◆ TASK DETAILS: Below are entries; write every one of them out again exactly.

◆ SUPPLIED DATA:
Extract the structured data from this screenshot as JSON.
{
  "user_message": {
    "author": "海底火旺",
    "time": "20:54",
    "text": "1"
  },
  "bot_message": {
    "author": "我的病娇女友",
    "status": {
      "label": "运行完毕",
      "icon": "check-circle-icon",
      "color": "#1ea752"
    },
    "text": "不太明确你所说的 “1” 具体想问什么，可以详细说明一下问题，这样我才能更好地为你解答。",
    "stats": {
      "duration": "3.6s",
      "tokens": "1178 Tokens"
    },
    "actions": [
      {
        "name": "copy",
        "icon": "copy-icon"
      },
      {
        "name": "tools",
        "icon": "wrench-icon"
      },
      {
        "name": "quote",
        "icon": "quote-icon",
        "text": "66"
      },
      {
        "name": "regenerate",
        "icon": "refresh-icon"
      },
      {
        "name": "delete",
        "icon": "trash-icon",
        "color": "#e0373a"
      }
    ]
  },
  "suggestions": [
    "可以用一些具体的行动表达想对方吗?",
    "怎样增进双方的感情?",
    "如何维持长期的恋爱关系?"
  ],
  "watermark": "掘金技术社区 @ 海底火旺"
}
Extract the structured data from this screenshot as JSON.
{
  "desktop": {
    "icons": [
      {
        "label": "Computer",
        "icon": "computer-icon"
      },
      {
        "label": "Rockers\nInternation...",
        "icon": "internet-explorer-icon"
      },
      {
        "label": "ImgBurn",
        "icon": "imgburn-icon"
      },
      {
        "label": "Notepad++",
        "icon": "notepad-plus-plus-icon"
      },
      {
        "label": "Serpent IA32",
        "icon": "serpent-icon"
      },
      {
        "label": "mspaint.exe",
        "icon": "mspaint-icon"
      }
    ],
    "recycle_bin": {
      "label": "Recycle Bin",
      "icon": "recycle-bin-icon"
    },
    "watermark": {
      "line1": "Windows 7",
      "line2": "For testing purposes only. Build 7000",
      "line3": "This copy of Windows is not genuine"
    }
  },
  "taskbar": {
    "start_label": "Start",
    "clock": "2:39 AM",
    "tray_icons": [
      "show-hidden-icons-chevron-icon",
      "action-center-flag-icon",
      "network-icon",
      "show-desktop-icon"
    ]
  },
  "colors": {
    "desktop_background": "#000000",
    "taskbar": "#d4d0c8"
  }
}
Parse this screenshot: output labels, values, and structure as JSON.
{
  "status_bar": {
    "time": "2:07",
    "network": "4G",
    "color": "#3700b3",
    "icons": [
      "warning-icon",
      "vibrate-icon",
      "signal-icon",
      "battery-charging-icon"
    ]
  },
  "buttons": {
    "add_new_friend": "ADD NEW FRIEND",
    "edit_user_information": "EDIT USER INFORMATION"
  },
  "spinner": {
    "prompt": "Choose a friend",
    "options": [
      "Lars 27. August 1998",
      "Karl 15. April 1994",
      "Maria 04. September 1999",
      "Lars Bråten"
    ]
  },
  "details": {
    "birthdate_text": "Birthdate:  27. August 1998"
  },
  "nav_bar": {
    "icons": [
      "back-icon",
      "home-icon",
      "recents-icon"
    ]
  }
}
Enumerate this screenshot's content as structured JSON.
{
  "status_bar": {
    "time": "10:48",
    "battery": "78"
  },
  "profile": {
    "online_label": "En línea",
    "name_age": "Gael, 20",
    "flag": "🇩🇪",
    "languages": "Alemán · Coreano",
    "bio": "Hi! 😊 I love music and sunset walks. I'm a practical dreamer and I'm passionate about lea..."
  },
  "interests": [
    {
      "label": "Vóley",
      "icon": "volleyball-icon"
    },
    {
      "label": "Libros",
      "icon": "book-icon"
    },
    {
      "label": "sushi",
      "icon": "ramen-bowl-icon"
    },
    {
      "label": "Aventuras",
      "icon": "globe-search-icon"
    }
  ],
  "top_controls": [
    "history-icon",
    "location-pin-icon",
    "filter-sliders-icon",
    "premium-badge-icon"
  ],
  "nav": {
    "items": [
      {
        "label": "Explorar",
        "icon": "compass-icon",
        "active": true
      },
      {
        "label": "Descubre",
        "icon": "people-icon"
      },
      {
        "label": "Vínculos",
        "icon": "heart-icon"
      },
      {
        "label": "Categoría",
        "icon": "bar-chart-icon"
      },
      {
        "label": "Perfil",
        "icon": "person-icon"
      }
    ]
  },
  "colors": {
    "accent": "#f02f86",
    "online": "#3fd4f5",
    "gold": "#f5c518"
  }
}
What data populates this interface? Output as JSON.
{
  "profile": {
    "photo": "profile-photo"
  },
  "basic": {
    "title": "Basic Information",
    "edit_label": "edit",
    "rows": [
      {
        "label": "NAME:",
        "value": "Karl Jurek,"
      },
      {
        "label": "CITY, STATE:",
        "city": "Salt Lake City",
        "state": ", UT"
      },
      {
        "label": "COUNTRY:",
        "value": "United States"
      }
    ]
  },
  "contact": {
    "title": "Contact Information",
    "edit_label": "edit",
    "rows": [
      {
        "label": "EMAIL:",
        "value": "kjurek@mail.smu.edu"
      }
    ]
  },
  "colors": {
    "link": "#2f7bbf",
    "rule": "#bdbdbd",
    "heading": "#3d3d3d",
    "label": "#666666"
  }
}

◆ ANSWER SECTION:
Extract the structured data from this screenshot as JSON.
{
  "user_message": {
    "author": "海底火旺",
    "time": "20:54",
    "text": "1"
  },
  "bot_message": {
    "author": "我的病娇女友",
    "status": {
      "label": "运行完毕",
      "icon": "check-circle-icon",
      "color": "#1ea752"
    },
    "text": "不太明确你所说的 “1” 具体想问什么，可以详细说明一下问题，这样我才能更好地为你解答。",
    "stats": {
      "duration": "3.6s",
      "tokens": "1178 Tokens"
    },
    "actions": [
      {
        "name": "copy",
        "icon": "copy-icon"
      },
      {
        "name": "tools",
        "icon": "wrench-icon"
      },
      {
        "name": "quote",
        "icon": "quote-icon",
        "text": "66"
      },
      {
        "name": "regenerate",
        "icon": "refresh-icon"
      },
      {
        "name": "delete",
        "icon": "trash-icon",
        "color": "#e0373a"
      }
    ]
  },
  "suggestions": [
    "可以用一些具体的行动表达想对方吗?",
    "怎样增进双方的感情?",
    "如何维持长期的恋爱关系?"
  ],
  "watermark": "掘金技术社区 @ 海底火旺"
}
Extract the structured data from this screenshot as JSON.
{
  "desktop": {
    "icons": [
      {
        "label": "Computer",
        "icon": "computer-icon"
      },
      {
        "label": "Rockers\nInternation...",
        "icon": "internet-explorer-icon"
      },
      {
        "label": "ImgBurn",
        "icon": "imgburn-icon"
      },
      {
        "label": "Notepad++",
        "icon": "notepad-plus-plus-icon"
      },
      {
        "label": "Serpent IA32",
        "icon": "serpent-icon"
      },
      {
        "label": "mspaint.exe",
        "icon": "mspaint-icon"
      }
    ],
    "recycle_bin": {
      "label": "Recycle Bin",
      "icon": "recycle-bin-icon"
    },
    "watermark": {
      "line1": "Windows 7",
      "line2": "For testing purposes only. Build 7000",
      "line3": "This copy of Windows is not genuine"
    }
  },
  "taskbar": {
    "start_label": "Start",
    "clock": "2:39 AM",
    "tray_icons": [
      "show-hidden-icons-chevron-icon",
      "action-center-flag-icon",
      "network-icon",
      "show-desktop-icon"
    ]
  },
  "colors": {
    "desktop_background": "#000000",
    "taskbar": "#d4d0c8"
  }
}
Parse this screenshot: output labels, values, and structure as JSON.
{
  "status_bar": {
    "time": "2:07",
    "network": "4G",
    "color": "#3700b3",
    "icons": [
      "warning-icon",
      "vibrate-icon",
      "signal-icon",
      "battery-charging-icon"
    ]
  },
  "buttons": {
    "add_new_friend": "ADD NEW FRIEND",
    "edit_user_information": "EDIT USER INFORMATION"
  },
  "spinner": {
    "prompt": "Choose a friend",
    "options": [
      "Lars 27. August 1998",
      "Karl 15. April 1994",
      "Maria 04. September 1999",
      "Lars Bråten"
    ]
  },
  "details": {
    "birthdate_text": "Birthdate:  27. August 1998"
  },
  "nav_bar": {
    "icons": [
      "back-icon",
      "home-icon",
      "recents-icon"
    ]
  }
}
Enumerate this screenshot's content as structured JSON.
{
  "status_bar": {
    "time": "10:48",
    "battery": "78"
  },
  "profile": {
    "online_label": "En línea",
    "name_age": "Gael, 20",
    "flag": "🇩🇪",
    "languages": "Alemán · Coreano",
    "bio": "Hi! 😊 I love music and sunset walks. I'm a practical dreamer and I'm passionate about lea..."
  },
  "interests": [
    {
      "label": "Vóley",
      "icon": "volleyball-icon"
    },
    {
      "label": "Libros",
      "icon": "book-icon"
    },
    {
      "label": "sushi",
      "icon": "ramen-bowl-icon"
    },
    {
      "label": "Aventuras",
      "icon": "globe-search-icon"
    }
  ],
  "top_controls": [
    "history-icon",
    "location-pin-icon",
    "filter-sliders-icon",
    "premium-badge-icon"
  ],
  "nav": {
    "items": [
      {
        "label": "Explorar",
        "icon": "compass-icon",
        "active": true
      },
      {
        "label": "Descubre",
        "icon": "people-icon"
      },
      {
        "label": "Vínculos",
        "icon": "heart-icon"
      },
      {
        "label": "Categoría",
        "icon": "bar-chart-icon"
      },
      {
        "label": "Perfil",
        "icon": "person-icon"
      }
    ]
  },
  "colors": {
    "accent": "#f02f86",
    "online": "#3fd4f5",
    "gold": "#f5c518"
  }
}
What data populates this interface? Output as JSON.
{
  "profile": {
    "photo": "profile-photo"
  },
  "basic": {
    "title": "Basic Information",
    "edit_label": "edit",
    "rows": [
      {
        "label": "NAME:",
        "value": "Karl Jurek,"
      },
      {
        "label": "CITY, STATE:",
        "city": "Salt Lake City",
        "state": ", UT"
      },
      {
        "label": "COUNTRY:",
        "value": "United States"
      }
    ]
  },
  "contact": {
    "title": "Contact Information",
    "edit_label": "edit",
    "rows": [
      {
        "label": "EMAIL:",
        "value": "kjurek@mail.smu.edu"
      }
    ]
  },
  "colors": {
    "link": "#2f7bbf",
    "rule": "#bdbdbd",
    "heading": "#3d3d3d",
    "label": "#666666"
  }
}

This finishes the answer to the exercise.